#1. Highlight real-world stories:
Show how one of your partners, clients, or customers had a particularly painful experience, and how it was fixed. Align this with the topic of your talk. Be open about the challenges and mistakes along the way, rather than just talking yourself up.
#2. Collect contact details:
Before you finish, gather as many business cards and/or email addresses as possible. You can incentivize this with a competition or a giveaway.
#3. Align follow-up strategy:
Make sure you’re delivering consistent educational material in the follow-up sequences. Refer to the themes in your talk, and expand on the insights you’ve already given.
#4. Know your audience:
If possible, research attendees in advance. Gear your talk to their specific pain points, and use examples that they can relate to. Seek input beforehand by requesting questions they want answered, and start to build a relationship before you appear on the stage.
#5. Don’t disappear:
It takes guts for an interested person to approach you after your presentation. Be proactive in your introductions, gracious with your time, and try to attend more than just your own gig.
Remember, speaking gigs shouldn’t operate in isolation from digital channels. Video and audio recordings, photos, slide decks, and Q&As can all be repurposed into other forms of content. And connections made in real-life can be taken online.
Make personal branding a priority and develop a process
Remember, every team member has the potential to develop a strong personal brand. Each person has a unique and original viewpoint, and a set of experiences which can educate others in your industry.

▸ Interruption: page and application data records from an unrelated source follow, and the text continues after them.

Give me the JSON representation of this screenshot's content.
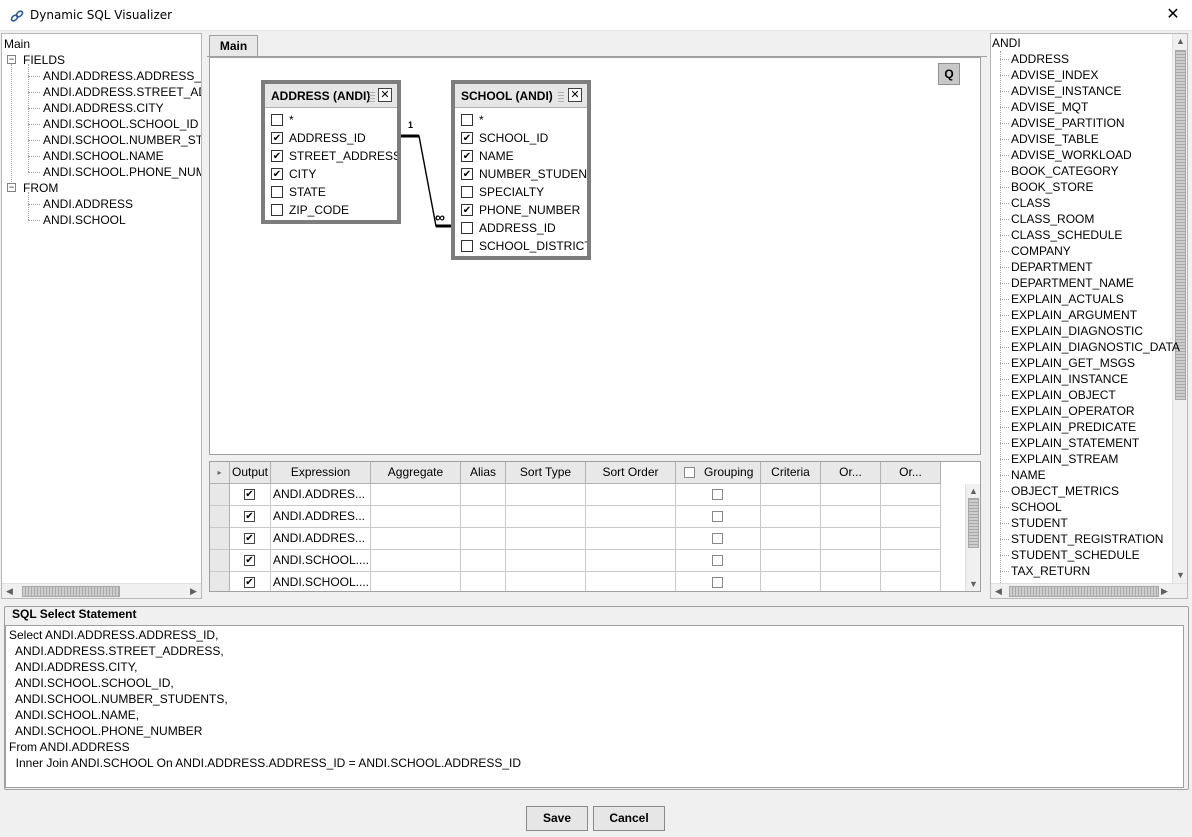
{
  "window": {
    "title": "Dynamic SQL Visualizer",
    "close_glyph": "✕"
  },
  "left_tree": {
    "root": "Main",
    "fields_label": "FIELDS",
    "fields": [
      "ANDI.ADDRESS.ADDRESS_ID",
      "ANDI.ADDRESS.STREET_ADDRESS",
      "ANDI.ADDRESS.CITY",
      "ANDI.SCHOOL.SCHOOL_ID",
      "ANDI.SCHOOL.NUMBER_STUDENTS",
      "ANDI.SCHOOL.NAME",
      "ANDI.SCHOOL.PHONE_NUMBER"
    ],
    "from_label": "FROM",
    "from": [
      "ANDI.ADDRESS",
      "ANDI.SCHOOL"
    ],
    "toggle_glyph": "−"
  },
  "center": {
    "tab_label": "Main",
    "query_button": "Q",
    "address_table": {
      "title": "ADDRESS (ANDI)",
      "close_glyph": "✕",
      "fields": [
        {
          "name": "*",
          "checked": false
        },
        {
          "name": "ADDRESS_ID",
          "checked": true
        },
        {
          "name": "STREET_ADDRESS",
          "checked": true
        },
        {
          "name": "CITY",
          "checked": true
        },
        {
          "name": "STATE",
          "checked": false
        },
        {
          "name": "ZIP_CODE",
          "checked": false
        }
      ]
    },
    "school_table": {
      "title": "SCHOOL (ANDI)",
      "close_glyph": "✕",
      "fields": [
        {
          "name": "*",
          "checked": false
        },
        {
          "name": "SCHOOL_ID",
          "checked": true
        },
        {
          "name": "NAME",
          "checked": true
        },
        {
          "name": "NUMBER_STUDENTS",
          "checked": true
        },
        {
          "name": "SPECIALTY",
          "checked": false
        },
        {
          "name": "PHONE_NUMBER",
          "checked": true
        },
        {
          "name": "ADDRESS_ID",
          "checked": false
        },
        {
          "name": "SCHOOL_DISTRICT",
          "checked": false
        }
      ]
    },
    "join": {
      "one_label": "1",
      "many_label": "∞"
    }
  },
  "grid": {
    "corner_glyph": "▸",
    "columns": [
      "Output",
      "Expression",
      "Aggregate",
      "Alias",
      "Sort Type",
      "Sort Order",
      "Grouping",
      "Criteria",
      "Or...",
      "Or..."
    ],
    "rows": [
      {
        "output": true,
        "expression": "ANDI.ADDRES...",
        "grouping": false
      },
      {
        "output": true,
        "expression": "ANDI.ADDRES...",
        "grouping": false
      },
      {
        "output": true,
        "expression": "ANDI.ADDRES...",
        "grouping": false
      },
      {
        "output": true,
        "expression": "ANDI.SCHOOL....",
        "grouping": false
      },
      {
        "output": true,
        "expression": "ANDI.SCHOOL....",
        "grouping": false
      }
    ]
  },
  "right_tree": {
    "root": "ANDI",
    "items": [
      "ADDRESS",
      "ADVISE_INDEX",
      "ADVISE_INSTANCE",
      "ADVISE_MQT",
      "ADVISE_PARTITION",
      "ADVISE_TABLE",
      "ADVISE_WORKLOAD",
      "BOOK_CATEGORY",
      "BOOK_STORE",
      "CLASS",
      "CLASS_ROOM",
      "CLASS_SCHEDULE",
      "COMPANY",
      "DEPARTMENT",
      "DEPARTMENT_NAME",
      "EXPLAIN_ACTUALS",
      "EXPLAIN_ARGUMENT",
      "EXPLAIN_DIAGNOSTIC",
      "EXPLAIN_DIAGNOSTIC_DATA",
      "EXPLAIN_GET_MSGS",
      "EXPLAIN_INSTANCE",
      "EXPLAIN_OBJECT",
      "EXPLAIN_OPERATOR",
      "EXPLAIN_PREDICATE",
      "EXPLAIN_STATEMENT",
      "EXPLAIN_STREAM",
      "NAME",
      "OBJECT_METRICS",
      "SCHOOL",
      "STUDENT",
      "STUDENT_REGISTRATION",
      "STUDENT_SCHEDULE",
      "TAX_RETURN"
    ]
  },
  "sql": {
    "legend": "SQL Select Statement",
    "lines": [
      "Select ANDI.ADDRESS.ADDRESS_ID,",
      "  ANDI.ADDRESS.STREET_ADDRESS,",
      "  ANDI.ADDRESS.CITY,",
      "  ANDI.SCHOOL.SCHOOL_ID,",
      "  ANDI.SCHOOL.NUMBER_STUDENTS,",
      "  ANDI.SCHOOL.NAME,",
      "  ANDI.SCHOOL.PHONE_NUMBER",
      "From ANDI.ADDRESS",
      "  Inner Join ANDI.SCHOOL On ANDI.ADDRESS.ADDRESS_ID = ANDI.SCHOOL.ADDRESS_ID"
    ]
  },
  "buttons": {
    "save": "Save",
    "cancel": "Cancel"
  },
  "scroll_glyphs": {
    "left": "◀",
    "right": "▶",
    "up": "▲",
    "down": "▼"
  }
}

The more representatives you have sharing unique knowledge, the more credible the whole brand becomes.
Every single person on the team has the ability to:
- Tap into their experiences to find compelling stories
- Create and distribute high-quality content (or partner with a writer)
- Build out their LinkedIn profile and stay active on the platform
- Test themselves at public speaking opportunities
To generate consistent leads through personal branding initiatives, you need to make it an accepted priority for the whole team. Your brand is the sum of its parts, so it’s important to champion those who step-up to share their knowledge and try to grow their own audience.
This also helps with employer branding, because it shows talented candidates that you value employees and that you empower them to build their own individual influence in the industry.
The key to generating B2B leads through a personal brand is to consistently add value to your community, tell real-world stories, and contribute meaningful insights and experiences.
Then you can develop a process for helping build and maintain the personal branding you’ve developed across the team. Formalize how much content you’ll create, document processes that you use, and formalize your repurposing processes.
If you professionalize your personal branding process, you’ll professionalize your personal brand.
This goes for the whole team. We can’t all become mainstream thought-leaders or influencers, but we can build a reputation for expertise in our niche. This reputation for expertise will give you an edge over competitors when a B2B buyer is considering who to work with.
How do you build and maintain your personal brand? Have you got any tips for us? Let us know in the comments below!